The authors do not impose the category, but find it a productivelens for tracking developments over time.
Second, the framework of empire allows them to address pressing questions of how various forms of non-democratic governance managed to succeed and survive, or, alternatively, what caused them to collapse and disappear.
Studying Russia's long history in animperial guise encourages the reader to attend to forms of inclusion, displays of reciprocity, and manifestations of ideology that might otherwise go unnoted, overlooked under the bleak record of coercion and oppression that so often characterizes ideas about Russia. Russia's Empires follows imperial patterns of rule through distinction, inclusion through reciprocity, and structures for legitimacy in order to trace the experiences of empire by both rulers and ruled.

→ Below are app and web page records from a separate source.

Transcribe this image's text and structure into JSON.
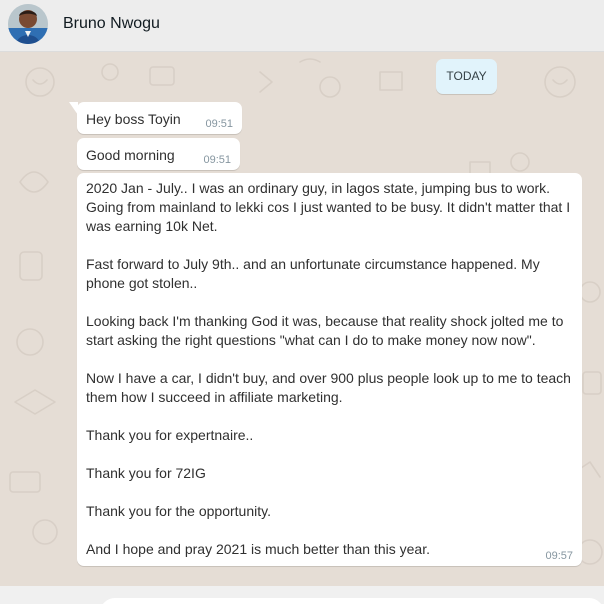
{
  "header": {
    "contact_name": "Bruno Nwogu"
  },
  "chat": {
    "date_chip": "TODAY",
    "messages": [
      {
        "text": "Hey boss Toyin",
        "time": "09:51"
      },
      {
        "text": "Good morning",
        "time": "09:51"
      },
      {
        "paragraphs": [
          "2020 Jan - July.. I was an ordinary guy, in lagos state, jumping bus to work. Going from mainland to lekki cos I just wanted to be busy. It didn't matter that I was earning 10k Net.",
          "Fast forward to July 9th.. and an unfortunate circumstance happened. My phone got stolen..",
          "Looking back I'm thanking God it was, because that reality shock jolted me to start asking the right questions \"what can I do to make money now now\".",
          "Now I have a car, I didn't buy, and over 900 plus people look up to me to teach them how I succeed in affiliate marketing.",
          "Thank you for expertnaire..",
          "Thank you for 72IG",
          "Thank you for the opportunity.",
          "And I hope and pray 2021 is much better than this year."
        ],
        "time": "09:57"
      }
    ]
  },
  "colors": {
    "chat_background": "#e5ddd5",
    "header_background": "#ededed",
    "date_chip_background": "#e1f3fb",
    "bubble_background": "#ffffff",
    "timestamp": "#8696a0"
  },
  "icons": {
    "avatar": "contact-avatar"
  }
}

The book traces the coalescence and development of imperial relationships across more than a thousand years.
This book brings histories of the peripheries and of the growth and rule of empire into central narratives based in Moscow and Leningrad or Petersburg, in order to understand all thepieces as part of an interrelated whole.
The book brings together stories of despots and dictators at the center with those of people of all classes, conditions, and nationalities who jointly made the Russian Empire.